EXERCISE GOAL:
With "initial" as the search word, show every line of the material that has it.
#####
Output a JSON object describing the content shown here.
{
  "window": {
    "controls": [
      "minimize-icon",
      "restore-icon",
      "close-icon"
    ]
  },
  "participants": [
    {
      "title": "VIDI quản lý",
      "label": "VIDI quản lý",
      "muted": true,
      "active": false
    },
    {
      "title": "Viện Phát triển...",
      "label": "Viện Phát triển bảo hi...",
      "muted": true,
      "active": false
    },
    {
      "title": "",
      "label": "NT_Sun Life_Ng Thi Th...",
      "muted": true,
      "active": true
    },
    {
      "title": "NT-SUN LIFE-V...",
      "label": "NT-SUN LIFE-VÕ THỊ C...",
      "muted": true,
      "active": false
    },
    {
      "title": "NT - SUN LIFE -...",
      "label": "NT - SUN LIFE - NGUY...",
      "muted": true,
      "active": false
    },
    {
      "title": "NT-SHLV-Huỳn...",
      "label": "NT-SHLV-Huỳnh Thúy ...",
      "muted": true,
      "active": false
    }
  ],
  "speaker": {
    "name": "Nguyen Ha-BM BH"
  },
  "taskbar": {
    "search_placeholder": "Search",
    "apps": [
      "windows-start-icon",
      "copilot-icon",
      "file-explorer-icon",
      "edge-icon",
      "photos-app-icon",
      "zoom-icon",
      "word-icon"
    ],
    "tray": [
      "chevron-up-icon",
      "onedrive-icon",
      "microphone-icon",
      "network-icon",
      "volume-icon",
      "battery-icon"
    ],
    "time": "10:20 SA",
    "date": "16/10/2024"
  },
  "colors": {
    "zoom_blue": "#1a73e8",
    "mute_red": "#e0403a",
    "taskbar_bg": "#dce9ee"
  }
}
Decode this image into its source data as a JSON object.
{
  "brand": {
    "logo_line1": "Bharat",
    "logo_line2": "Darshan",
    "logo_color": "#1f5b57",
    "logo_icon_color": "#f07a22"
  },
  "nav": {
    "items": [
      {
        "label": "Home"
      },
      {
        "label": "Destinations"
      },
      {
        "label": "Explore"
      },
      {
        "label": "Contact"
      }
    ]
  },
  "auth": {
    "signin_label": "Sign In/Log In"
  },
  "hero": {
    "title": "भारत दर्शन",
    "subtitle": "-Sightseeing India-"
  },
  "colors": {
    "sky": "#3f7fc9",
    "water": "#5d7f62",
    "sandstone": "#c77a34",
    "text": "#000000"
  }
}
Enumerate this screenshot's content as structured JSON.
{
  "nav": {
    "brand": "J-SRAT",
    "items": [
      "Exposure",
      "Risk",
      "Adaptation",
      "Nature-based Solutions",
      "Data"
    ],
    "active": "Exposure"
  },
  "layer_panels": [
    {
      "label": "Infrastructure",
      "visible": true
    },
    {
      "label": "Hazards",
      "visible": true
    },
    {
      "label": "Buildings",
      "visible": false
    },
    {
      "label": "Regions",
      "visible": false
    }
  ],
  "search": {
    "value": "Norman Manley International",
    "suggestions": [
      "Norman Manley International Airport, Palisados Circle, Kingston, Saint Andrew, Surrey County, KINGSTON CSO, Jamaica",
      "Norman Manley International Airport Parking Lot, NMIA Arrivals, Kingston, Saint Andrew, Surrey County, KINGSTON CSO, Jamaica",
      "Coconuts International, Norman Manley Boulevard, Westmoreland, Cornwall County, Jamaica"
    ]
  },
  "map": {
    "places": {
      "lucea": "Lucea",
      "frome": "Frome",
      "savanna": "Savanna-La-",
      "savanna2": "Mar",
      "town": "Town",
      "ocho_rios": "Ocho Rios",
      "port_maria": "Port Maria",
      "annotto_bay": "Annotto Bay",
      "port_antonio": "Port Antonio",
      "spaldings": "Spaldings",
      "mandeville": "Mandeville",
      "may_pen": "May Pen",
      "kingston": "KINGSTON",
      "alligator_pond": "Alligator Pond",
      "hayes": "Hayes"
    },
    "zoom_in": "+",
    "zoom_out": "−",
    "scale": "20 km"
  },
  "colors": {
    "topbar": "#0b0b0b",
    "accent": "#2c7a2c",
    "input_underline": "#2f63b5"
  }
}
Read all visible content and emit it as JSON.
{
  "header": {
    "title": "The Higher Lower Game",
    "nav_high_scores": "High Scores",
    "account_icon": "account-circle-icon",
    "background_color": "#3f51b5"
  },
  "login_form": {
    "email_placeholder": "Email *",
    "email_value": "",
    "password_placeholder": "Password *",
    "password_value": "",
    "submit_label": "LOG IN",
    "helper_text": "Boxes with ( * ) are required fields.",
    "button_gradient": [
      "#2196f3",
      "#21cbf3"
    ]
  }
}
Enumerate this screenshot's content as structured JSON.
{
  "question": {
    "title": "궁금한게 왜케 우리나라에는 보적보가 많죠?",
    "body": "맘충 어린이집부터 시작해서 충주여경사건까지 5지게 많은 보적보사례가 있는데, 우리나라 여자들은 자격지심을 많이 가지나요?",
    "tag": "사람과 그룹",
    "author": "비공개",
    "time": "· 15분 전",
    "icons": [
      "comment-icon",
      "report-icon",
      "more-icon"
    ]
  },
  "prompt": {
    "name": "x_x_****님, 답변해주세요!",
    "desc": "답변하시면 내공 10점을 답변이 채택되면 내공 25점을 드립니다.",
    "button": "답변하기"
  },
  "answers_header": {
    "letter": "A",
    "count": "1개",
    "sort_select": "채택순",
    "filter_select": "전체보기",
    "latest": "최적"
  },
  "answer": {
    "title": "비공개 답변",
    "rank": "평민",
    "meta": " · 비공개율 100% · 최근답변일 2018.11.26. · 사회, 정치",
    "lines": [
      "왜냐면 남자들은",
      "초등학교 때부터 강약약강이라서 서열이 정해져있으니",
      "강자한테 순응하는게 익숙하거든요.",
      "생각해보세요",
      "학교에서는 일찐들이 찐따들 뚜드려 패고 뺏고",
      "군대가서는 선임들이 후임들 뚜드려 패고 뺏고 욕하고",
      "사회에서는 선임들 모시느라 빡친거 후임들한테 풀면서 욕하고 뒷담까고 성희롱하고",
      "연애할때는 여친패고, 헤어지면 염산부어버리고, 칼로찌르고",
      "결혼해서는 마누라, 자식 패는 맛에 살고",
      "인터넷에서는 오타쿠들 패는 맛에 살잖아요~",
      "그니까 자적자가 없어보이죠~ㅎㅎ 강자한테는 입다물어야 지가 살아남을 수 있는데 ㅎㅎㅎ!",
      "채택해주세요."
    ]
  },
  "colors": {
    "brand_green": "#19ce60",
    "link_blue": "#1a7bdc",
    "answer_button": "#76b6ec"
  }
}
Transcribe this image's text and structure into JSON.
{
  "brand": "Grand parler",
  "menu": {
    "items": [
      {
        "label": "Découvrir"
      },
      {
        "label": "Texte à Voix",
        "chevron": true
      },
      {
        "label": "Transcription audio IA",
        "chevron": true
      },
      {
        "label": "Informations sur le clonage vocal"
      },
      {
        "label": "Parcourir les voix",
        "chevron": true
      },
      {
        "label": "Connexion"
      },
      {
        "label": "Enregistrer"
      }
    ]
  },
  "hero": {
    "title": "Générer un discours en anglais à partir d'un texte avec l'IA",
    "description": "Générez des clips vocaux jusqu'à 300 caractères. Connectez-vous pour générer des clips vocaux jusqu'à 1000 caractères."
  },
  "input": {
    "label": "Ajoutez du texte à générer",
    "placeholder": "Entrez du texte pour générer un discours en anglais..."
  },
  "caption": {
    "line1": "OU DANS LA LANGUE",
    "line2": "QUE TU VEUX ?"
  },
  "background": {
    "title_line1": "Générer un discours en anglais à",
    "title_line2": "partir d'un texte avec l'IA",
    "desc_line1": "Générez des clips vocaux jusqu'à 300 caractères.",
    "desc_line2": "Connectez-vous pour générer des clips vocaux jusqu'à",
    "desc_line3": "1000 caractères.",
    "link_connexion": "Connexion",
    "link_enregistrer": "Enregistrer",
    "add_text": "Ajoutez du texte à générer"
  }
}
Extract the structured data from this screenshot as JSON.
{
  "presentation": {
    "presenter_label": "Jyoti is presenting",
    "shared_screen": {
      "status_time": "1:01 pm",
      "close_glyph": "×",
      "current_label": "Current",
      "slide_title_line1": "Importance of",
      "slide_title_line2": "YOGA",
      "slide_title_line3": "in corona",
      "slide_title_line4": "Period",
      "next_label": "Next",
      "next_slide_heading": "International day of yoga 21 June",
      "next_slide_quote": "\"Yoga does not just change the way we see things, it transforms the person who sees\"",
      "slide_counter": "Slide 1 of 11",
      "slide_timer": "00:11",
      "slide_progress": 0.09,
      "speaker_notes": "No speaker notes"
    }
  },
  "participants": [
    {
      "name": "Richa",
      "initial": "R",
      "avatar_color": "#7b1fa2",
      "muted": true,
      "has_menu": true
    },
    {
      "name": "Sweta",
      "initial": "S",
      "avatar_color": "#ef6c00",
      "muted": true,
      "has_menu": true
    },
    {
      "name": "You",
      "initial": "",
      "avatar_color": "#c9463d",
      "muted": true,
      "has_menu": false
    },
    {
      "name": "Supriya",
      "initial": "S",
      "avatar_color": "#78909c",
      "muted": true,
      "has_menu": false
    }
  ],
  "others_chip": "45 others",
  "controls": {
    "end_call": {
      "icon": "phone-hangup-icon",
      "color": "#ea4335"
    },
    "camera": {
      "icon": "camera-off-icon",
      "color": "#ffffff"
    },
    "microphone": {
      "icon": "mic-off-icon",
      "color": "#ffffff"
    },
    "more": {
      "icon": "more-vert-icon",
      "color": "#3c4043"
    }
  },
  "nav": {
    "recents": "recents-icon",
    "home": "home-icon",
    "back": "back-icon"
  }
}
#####
ANSWER SPACE:
      "initial": "R",
      "initial": "S",
      "initial": "",
      "initial": "S",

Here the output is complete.